Rudy Aguilar, manager of customer security in the state workplace of Consumer Credit Commissioner, which regulates payday loan providers, stated any office ended up being nevertheless studying the brand brand brand brand new guidelines and might not comment.
Payday loan providers say they feature solutions to customers denied by major banking institutions.
“While the principles announced today because of the Consumer Financial Protection Bureau potentially effect just a part of our total income, these rules are really complex for a dollar that is small and, by their particular estimation, will somewhat influence customers’ already limited usage of credit, ” Nannette Blaylock, executive administrator for Curo Financial Technologies, which runs payday loan providers such as for example Speedy Cash in Texas, stated in a written declaration.

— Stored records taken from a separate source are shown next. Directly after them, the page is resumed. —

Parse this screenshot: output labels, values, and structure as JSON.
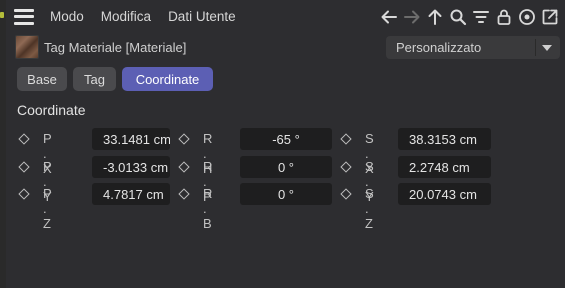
{
  "menu": {
    "items": [
      "Modo",
      "Modifica",
      "Dati Utente"
    ]
  },
  "toolbar": {
    "icons": [
      "arrow-left-icon",
      "arrow-right-icon",
      "arrow-up-icon",
      "search-icon",
      "filter-icon",
      "lock-icon",
      "target-icon",
      "open-external-icon"
    ]
  },
  "object": {
    "name": "Tag Materiale [Materiale]",
    "mode": "Personalizzato"
  },
  "tabs": {
    "base": "Base",
    "tag": "Tag",
    "coordinate": "Coordinate",
    "active_color": "#5c5fb4"
  },
  "section": {
    "title": "Coordinate"
  },
  "fields": {
    "px": {
      "label": "P . X",
      "value": "33.1481 cm"
    },
    "py": {
      "label": "P . Y",
      "value": "-3.0133 cm"
    },
    "pz": {
      "label": "P . Z",
      "value": "4.7817 cm"
    },
    "rh": {
      "label": "R . H",
      "value": "-65 °"
    },
    "rp": {
      "label": "R . P",
      "value": "0 °"
    },
    "rb": {
      "label": "R . B",
      "value": "0 °"
    },
    "sx": {
      "label": "S . X",
      "value": "38.3153 cm"
    },
    "sy": {
      "label": "S . Y",
      "value": "2.2748 cm"
    },
    "sz": {
      "label": "S . Z",
      "value": "20.0743 cm"
    }
  }
}
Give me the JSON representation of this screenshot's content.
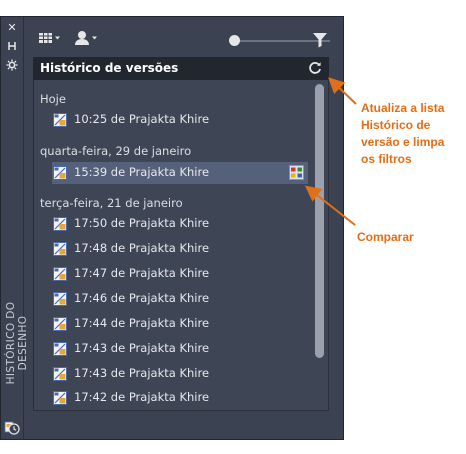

Martinez, nonetheless, stated the loans aren’t built to assist borrowers.
As their re re payments proceeded to develop, the costs sooner or later exceeded the bills and lease he initially required assistance spending, he stated. Martinez stated the financial institution pulled cash straight from their bank account, along with ballooning costs, the withdrawals ultimately expanded more than their earnings.
To help Martinez to inform the lending company he said he was instructed to call the firm two days before the scheduled withdrawal date that he would not be able to make the payment. But he stated as he would phone, no body would respond to.
Martinez stated the economic stress led to him along with his spouse breaking up. He had been struggling to spend lease, he stated, and destroyed his house.
Baddour said the pay day loan industry is created to benefit from maintaining customers with debt.
“That claims one thing each time a financing company complains in regards to a standard that simply calls for evaluating the borrower’s ability to settle, which will be a fundamental tenant of reasonable reasonable lending, ” she said. “It definitely provides one pause. ”
Martinez called this new guidelines “a good very first step, ” but said they cannot put sufficient caps on interest and costs, which Martinez stated triggered his re payments to balloon away from control.
Though Texas usury rules protect borrowers from yearly rates http://quickinstallmentloans.com/payday-loans-nm of interest in excess of 10 %, pay day loan charges aren’t capped, stated Kathryn Freeman, director of general general public policy at Christian lifestyle Commission, which advocated when it comes to brand brand brand new guidelines.
Martinez stated with “good monetary preparation” and help from their church, he could be in “a better stead now. ” Nevertheless, he continues to assist those caught in a financial obligation period and advocates for greater regulations, he stated. Their experience pressed him to utilize Faith in Texas, a multi-faith justice that is social, to advocate for caps on interest and costs.
“We can’t stop now, ” Martinez stated. “Now there’s a thing that’s right for many 50 states, but we must do what’s right for Texans. ”